# [MATERIAL TO PROCESS]
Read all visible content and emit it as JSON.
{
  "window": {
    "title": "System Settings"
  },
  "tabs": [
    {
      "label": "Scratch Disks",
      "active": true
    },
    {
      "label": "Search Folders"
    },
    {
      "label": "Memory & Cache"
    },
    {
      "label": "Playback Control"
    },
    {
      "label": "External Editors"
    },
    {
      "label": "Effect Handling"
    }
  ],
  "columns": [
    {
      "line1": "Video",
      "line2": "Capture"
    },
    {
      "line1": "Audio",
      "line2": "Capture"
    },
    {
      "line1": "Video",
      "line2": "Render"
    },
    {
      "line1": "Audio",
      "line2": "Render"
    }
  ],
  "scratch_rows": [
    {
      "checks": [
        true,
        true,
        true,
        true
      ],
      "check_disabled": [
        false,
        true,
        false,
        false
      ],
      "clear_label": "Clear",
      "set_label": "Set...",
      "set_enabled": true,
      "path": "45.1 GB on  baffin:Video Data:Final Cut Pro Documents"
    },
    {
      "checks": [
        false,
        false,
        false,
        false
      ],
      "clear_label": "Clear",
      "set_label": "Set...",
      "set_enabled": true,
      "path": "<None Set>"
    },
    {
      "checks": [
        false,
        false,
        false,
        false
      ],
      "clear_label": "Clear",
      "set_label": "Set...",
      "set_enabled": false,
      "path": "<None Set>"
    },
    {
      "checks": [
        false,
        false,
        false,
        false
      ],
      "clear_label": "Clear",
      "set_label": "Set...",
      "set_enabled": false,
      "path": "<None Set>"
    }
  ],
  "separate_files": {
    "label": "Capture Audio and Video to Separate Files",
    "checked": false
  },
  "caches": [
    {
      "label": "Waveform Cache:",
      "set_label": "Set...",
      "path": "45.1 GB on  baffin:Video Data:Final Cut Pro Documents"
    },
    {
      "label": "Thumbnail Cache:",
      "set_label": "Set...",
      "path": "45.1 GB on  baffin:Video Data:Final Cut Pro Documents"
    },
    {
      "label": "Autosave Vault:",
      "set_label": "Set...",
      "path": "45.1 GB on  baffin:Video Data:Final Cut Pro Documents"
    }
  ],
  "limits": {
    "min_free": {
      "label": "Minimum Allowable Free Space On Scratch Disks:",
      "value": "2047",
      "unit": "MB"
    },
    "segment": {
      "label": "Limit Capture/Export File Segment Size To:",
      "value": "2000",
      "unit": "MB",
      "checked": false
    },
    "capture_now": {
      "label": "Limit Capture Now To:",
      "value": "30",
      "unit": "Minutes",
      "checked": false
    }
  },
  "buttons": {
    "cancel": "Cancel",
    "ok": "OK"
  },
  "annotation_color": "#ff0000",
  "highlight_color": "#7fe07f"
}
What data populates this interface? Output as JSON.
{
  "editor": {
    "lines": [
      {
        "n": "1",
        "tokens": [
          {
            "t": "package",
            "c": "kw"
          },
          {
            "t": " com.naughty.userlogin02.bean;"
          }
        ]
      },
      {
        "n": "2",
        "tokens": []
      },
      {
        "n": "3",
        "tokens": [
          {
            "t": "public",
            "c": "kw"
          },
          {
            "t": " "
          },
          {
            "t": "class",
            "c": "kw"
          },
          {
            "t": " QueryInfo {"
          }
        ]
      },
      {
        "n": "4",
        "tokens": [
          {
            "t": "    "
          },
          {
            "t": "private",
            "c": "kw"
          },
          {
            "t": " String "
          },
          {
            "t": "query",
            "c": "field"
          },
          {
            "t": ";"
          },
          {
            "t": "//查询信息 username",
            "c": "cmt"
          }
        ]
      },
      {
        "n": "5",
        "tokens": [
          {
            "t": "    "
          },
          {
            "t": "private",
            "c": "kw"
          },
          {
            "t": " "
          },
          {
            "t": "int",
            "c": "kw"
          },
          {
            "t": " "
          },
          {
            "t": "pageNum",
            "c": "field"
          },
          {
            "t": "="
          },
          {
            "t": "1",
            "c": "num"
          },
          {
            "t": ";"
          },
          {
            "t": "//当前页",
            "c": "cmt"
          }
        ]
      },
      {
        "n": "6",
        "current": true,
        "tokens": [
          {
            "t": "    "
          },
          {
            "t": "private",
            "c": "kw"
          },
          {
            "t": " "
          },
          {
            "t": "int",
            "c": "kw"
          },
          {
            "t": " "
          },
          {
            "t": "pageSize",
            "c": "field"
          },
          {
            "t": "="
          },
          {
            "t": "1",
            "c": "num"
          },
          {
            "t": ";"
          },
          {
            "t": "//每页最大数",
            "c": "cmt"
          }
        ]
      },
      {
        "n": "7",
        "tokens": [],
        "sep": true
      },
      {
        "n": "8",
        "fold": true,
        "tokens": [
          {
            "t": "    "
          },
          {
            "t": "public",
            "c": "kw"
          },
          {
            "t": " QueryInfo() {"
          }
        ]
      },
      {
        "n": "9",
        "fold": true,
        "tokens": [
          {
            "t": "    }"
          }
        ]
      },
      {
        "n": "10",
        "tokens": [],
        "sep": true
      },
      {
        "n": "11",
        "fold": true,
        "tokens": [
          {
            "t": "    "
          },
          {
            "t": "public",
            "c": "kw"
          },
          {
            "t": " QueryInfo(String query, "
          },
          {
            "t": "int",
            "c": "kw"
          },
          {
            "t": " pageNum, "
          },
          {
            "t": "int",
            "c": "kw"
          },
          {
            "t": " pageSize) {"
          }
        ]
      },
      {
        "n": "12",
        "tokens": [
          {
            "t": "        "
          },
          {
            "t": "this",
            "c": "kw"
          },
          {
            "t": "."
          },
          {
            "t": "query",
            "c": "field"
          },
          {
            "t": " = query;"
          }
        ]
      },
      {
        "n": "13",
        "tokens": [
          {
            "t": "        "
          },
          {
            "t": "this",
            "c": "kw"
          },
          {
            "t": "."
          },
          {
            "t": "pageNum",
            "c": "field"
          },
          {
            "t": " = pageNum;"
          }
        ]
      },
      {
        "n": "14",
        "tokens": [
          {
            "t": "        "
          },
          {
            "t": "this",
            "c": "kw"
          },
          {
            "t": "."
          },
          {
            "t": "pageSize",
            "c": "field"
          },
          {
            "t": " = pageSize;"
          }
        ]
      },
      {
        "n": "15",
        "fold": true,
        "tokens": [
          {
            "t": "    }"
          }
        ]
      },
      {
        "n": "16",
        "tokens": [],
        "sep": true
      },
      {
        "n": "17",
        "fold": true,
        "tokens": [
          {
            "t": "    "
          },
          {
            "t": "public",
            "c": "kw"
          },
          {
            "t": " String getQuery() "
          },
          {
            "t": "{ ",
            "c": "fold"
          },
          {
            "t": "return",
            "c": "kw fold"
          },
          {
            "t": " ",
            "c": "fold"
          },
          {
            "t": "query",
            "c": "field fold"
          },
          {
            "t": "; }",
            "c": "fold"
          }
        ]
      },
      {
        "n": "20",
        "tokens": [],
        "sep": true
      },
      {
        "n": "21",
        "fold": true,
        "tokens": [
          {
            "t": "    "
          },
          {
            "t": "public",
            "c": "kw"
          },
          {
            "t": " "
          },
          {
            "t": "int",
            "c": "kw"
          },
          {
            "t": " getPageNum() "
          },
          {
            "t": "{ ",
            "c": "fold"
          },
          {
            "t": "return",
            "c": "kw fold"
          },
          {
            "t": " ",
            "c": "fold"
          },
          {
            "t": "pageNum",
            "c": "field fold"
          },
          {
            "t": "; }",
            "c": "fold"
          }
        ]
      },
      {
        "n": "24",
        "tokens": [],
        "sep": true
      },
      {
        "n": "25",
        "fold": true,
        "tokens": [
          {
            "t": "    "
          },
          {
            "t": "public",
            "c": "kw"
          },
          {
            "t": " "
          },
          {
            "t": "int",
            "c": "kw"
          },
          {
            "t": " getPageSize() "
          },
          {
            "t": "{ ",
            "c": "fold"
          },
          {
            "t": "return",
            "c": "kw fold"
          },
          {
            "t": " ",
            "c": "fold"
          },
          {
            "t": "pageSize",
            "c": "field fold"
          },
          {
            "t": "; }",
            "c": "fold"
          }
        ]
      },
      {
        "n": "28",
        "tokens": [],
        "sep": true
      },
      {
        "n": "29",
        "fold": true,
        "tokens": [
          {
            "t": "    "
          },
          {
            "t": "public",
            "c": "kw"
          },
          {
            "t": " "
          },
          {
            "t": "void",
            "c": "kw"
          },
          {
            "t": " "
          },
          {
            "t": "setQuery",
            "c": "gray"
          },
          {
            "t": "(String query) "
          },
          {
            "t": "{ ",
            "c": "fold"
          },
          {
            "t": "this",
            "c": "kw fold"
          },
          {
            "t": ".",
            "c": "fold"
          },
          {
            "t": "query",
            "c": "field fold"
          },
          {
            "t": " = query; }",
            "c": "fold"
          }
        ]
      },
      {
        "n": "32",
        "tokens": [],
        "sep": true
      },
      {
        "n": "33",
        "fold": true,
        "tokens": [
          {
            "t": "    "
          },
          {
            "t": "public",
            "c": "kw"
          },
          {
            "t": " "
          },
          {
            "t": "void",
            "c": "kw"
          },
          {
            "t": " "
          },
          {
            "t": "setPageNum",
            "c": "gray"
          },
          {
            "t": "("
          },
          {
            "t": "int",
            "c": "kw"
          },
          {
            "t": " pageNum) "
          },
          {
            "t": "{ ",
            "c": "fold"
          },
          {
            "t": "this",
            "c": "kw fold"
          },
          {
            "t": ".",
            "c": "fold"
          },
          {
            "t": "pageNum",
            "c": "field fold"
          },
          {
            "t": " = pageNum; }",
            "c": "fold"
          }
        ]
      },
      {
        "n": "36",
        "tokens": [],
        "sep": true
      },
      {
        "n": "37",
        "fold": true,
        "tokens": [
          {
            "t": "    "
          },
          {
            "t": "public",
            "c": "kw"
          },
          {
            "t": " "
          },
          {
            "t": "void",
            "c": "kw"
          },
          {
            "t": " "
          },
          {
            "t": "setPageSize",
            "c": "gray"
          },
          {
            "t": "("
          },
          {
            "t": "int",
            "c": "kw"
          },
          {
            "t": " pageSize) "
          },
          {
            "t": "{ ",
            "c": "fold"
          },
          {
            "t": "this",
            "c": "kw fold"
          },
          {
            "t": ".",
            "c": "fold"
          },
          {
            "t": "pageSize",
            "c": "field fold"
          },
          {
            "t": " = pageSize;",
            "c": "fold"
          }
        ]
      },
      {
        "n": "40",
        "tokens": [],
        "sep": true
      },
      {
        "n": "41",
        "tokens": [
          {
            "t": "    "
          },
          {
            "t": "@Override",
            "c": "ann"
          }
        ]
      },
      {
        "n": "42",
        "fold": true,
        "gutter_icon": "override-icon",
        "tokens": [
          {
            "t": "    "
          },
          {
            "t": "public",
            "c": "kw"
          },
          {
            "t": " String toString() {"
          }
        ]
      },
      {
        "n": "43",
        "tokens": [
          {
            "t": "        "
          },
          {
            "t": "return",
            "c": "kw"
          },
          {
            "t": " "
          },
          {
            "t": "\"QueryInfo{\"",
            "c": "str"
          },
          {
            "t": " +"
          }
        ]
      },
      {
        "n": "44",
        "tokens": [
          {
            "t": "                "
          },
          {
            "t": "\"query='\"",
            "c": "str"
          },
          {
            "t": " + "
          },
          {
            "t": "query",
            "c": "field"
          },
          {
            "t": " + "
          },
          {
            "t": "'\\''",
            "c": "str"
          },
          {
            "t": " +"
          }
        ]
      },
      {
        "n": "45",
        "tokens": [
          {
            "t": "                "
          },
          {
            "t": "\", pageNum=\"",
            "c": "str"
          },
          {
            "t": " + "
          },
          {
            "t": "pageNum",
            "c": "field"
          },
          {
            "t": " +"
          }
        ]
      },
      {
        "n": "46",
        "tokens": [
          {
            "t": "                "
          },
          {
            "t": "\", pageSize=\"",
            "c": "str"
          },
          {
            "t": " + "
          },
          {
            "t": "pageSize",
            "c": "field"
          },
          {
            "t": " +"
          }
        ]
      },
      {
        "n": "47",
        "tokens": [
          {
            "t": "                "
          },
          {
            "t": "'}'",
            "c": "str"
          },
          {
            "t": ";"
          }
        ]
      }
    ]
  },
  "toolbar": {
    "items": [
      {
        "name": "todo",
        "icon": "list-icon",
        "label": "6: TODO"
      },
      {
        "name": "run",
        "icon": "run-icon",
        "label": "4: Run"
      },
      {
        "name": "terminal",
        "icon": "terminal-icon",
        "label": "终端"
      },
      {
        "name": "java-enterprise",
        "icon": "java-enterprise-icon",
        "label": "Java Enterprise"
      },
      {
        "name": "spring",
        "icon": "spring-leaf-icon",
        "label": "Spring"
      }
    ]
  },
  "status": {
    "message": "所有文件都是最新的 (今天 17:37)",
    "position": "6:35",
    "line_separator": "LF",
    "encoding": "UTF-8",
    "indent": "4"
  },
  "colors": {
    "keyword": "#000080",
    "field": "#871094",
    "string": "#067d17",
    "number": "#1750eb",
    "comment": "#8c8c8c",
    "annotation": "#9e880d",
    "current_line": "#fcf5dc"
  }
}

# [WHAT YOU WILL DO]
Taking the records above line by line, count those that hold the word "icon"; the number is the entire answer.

# [RESPONSE]
6